Everything You Need To Know About 2nd Infusion
What is a second infusion or resteeping?
Did you know that the same green tea leaves can be steeped more than once? Steeping the green tea leaves for the second time is known as the second infusion. In Japanese, it is called nisenme (nisen-me 二煎目) for the second infusion and sansenme (sansen-me三煎目) for the third infusion.
Resteeping is slightly different than your first infusion of tea. Unlike other tea types, green tea leaves only have limited infusions—maximum three or four. However, it is not quite easy to get the perfect cup with every infusion because you need to be careful about the water temperature and steeping.

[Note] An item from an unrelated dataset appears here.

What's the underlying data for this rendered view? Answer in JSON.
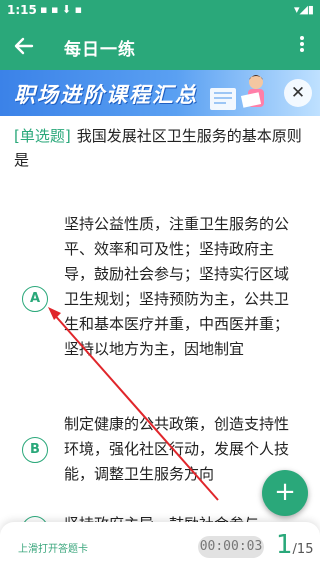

Do not try to use hot, boiling water and a longer steeping time to make the leaves infuse all at once. Because tea made like this will be very bitter with strong astringency to the point that it will be unpleasant. It is due to the fact that different compounds infuse in the water at different temperatures to create balance and good flavor. Therefore, it is important to have different infusions to get the best flavor and nutrients out of green tea.

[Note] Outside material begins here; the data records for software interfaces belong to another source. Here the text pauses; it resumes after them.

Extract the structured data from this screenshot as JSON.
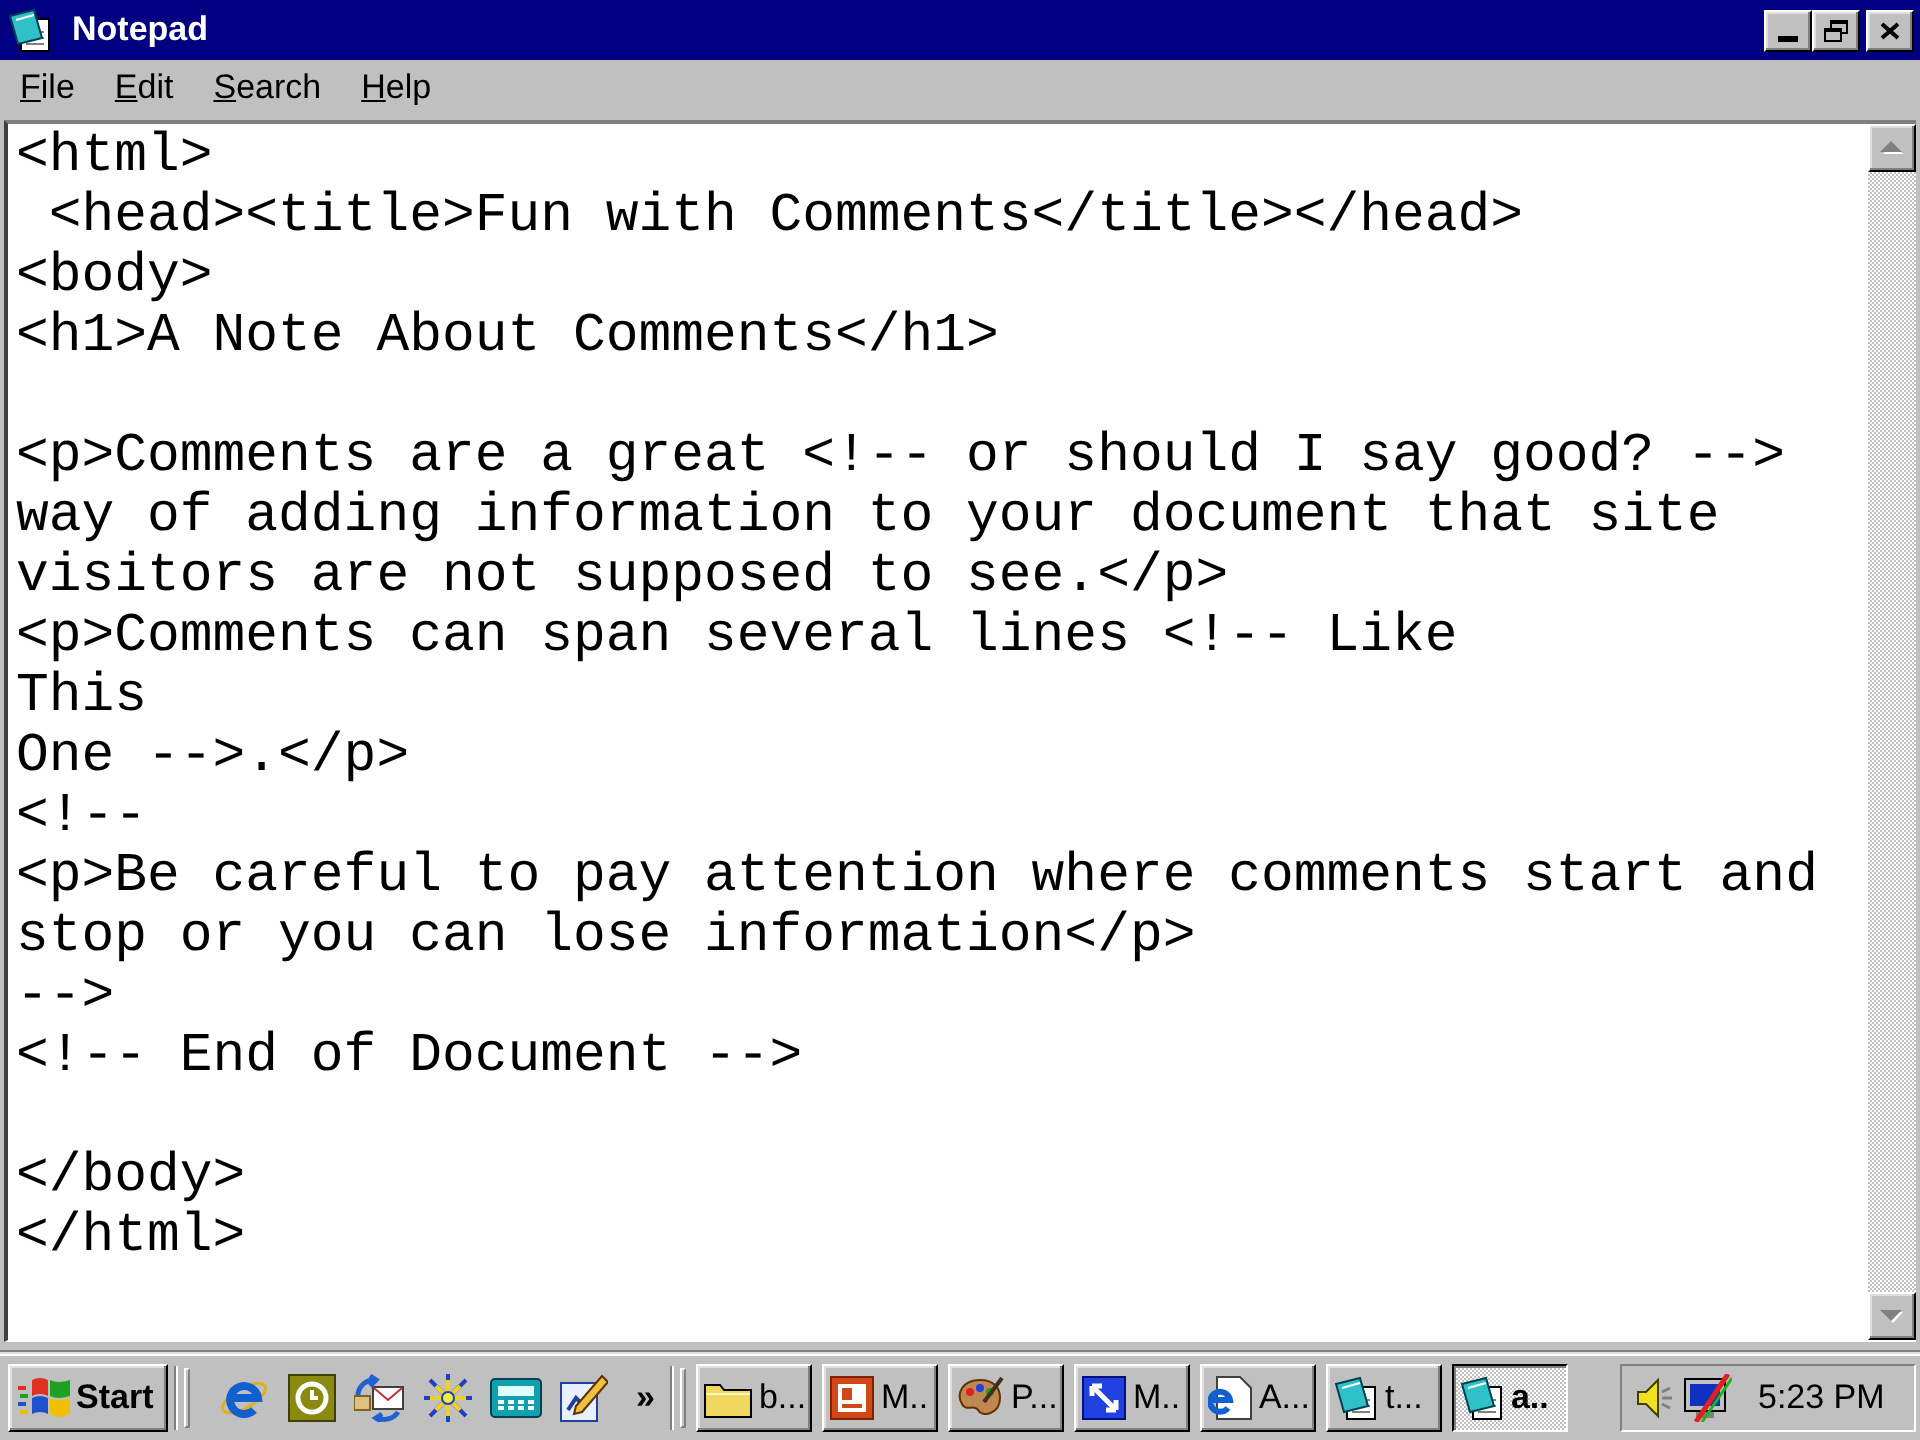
{
  "window": {
    "title": "Notepad"
  },
  "menu": [
    "File",
    "Edit",
    "Search",
    "Help"
  ],
  "document": {
    "blocks": [
      [
        "<html>",
        " <head><title>Fun with Comments</title></head>",
        "<body>",
        "<h1>A Note About Comments</h1>"
      ],
      [
        "<p>Comments are a great <!-- or should I say good? -->",
        "way of adding information to your document that site",
        "visitors are not supposed to see.</p>",
        "<p>Comments can span several lines <!-- Like",
        "This",
        "One -->.</p>",
        "<!--",
        "<p>Be careful to pay attention where comments start and",
        "stop or you can lose information</p>",
        "-->",
        "<!-- End of Document -->"
      ],
      [
        "</body>",
        "</html>"
      ]
    ]
  },
  "taskbar": {
    "start": "Start",
    "more": "»",
    "tasks": [
      {
        "label": "b...",
        "selected": false
      },
      {
        "label": "M..",
        "selected": false
      },
      {
        "label": "P...",
        "selected": false
      },
      {
        "label": "M..",
        "selected": false
      },
      {
        "label": "A...",
        "selected": false
      },
      {
        "label": "t...",
        "selected": false
      },
      {
        "label": "a..",
        "selected": true
      }
    ],
    "clock": "5:23 PM"
  }
}
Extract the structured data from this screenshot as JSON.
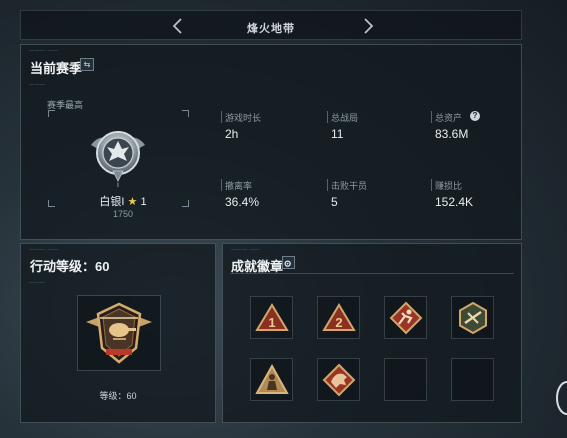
{
  "nav": {
    "title": "烽火地带"
  },
  "season": {
    "title": "当前赛季",
    "best_label": "赛季最高",
    "rank_name": "白银I",
    "rank_stars": "1",
    "rank_points": "1750",
    "stats": [
      {
        "label": "游戏时长",
        "value": "2h"
      },
      {
        "label": "总战局",
        "value": "11"
      },
      {
        "label": "总资产",
        "value": "83.6M"
      },
      {
        "label": "撤离率",
        "value": "36.4%"
      },
      {
        "label": "击败干员",
        "value": "5"
      },
      {
        "label": "赚损比",
        "value": "152.4K"
      }
    ],
    "help_icon": "?"
  },
  "action": {
    "title": "行动等级：60",
    "level_caption": "等级：60"
  },
  "achievements": {
    "title": "成就徽章",
    "badges": [
      {
        "icon": "rank-1-triangle-badge-icon"
      },
      {
        "icon": "rank-2-triangle-badge-icon"
      },
      {
        "icon": "runner-diamond-badge-icon"
      },
      {
        "icon": "rifle-hexagon-badge-icon"
      },
      {
        "icon": "soldier-triangle-badge-icon"
      },
      {
        "icon": "beast-diamond-badge-icon"
      },
      {
        "icon": "empty-slot"
      },
      {
        "icon": "empty-slot"
      }
    ]
  },
  "colors": {
    "badge_red": "#b0402e",
    "badge_gold": "#d0a66b",
    "panel_border": "#5c6a73",
    "star_gold": "#f2c84b"
  }
}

After the first infusion, the leaves still have compounds left, which creates barely any flavor, but it is fun to try mild and low-note flavors. The second steeping differs from the first and third because it has a different controlled temperature steeping time.
How to do a second infusion?
When you first brew tea, it takes a longer time because the tea leaves are dry and take time to infuse. But it is not the same the second time because the tea leaves are warmed up and unrolled from the first steeping and just need a little time to extract some more flavors. While we are waiting for a second infusion, the leaves continue to release flavor, so therefore resteeping is for a shorter time but at a slightly higher temperature. You only need a little time for a second infusion, so when you pour water over tea leaves, wait for 30 or 60 seconds and then pour into cups.
Nevertheless, some people have different opinions, such as that leaves release more flavors when brewed longer. Here is an interesting fact: with each additional steeping time, you get a different flavor, and therefore it is good to experiment to get the best taste suited for you.
What things to keep in mind while infusing for the second time?
- Keep the same amount of leaves and water for a second infusion. Also, control the water temperature and steeping time.
- Do a second infusion as soon as you can because wet leaves start to degrade faster.
- When brewing in a teapot, make sure to serve every last drop of each infusion. It is because if some is left from the first infusion and you do the second infusion, it will mix up and alter the results.
Health benefits in the second infusion
Many people wonder if there are health benefits to the second infusion, and they are right to think about it. Second and later infusions are mainly for taste and quality rather than their benefits. However, it does not imply that it does not have any effect on health. According to a study, the caffeine content in first-infused tea is 68%, and later it decreases to 23%. It is due to the fact that 70% of the tea leaf content dissolves in water in the first brewing, while later, only 20% remains. The catechins and polyphenols dissolve in water slowly compared to caffeine, resulting in more content in later infusions than in the first brewed tea. Therefore, it shows that later infusions also have healthy substances and are not regarded as useless.
Related Question from a customer:
It was mentioned that the standard practice in Japan is to do a second infusion of the tea. I've seen other places on the internet where it is mentioned that green tea can be steeped usually up to three times, or even more (depending on the quality of the tea), and this is common practice in Japan. Would two infusions only be good for lower-quality teas or "non"-green teas?
In my opinion, you can do third and fourth infusions with any tea. If the flavor comes out on the 3rd or 4th infusion, it is probably not related to the quality of the tea but rather to the type of tea.
How Many Times Do You Steep?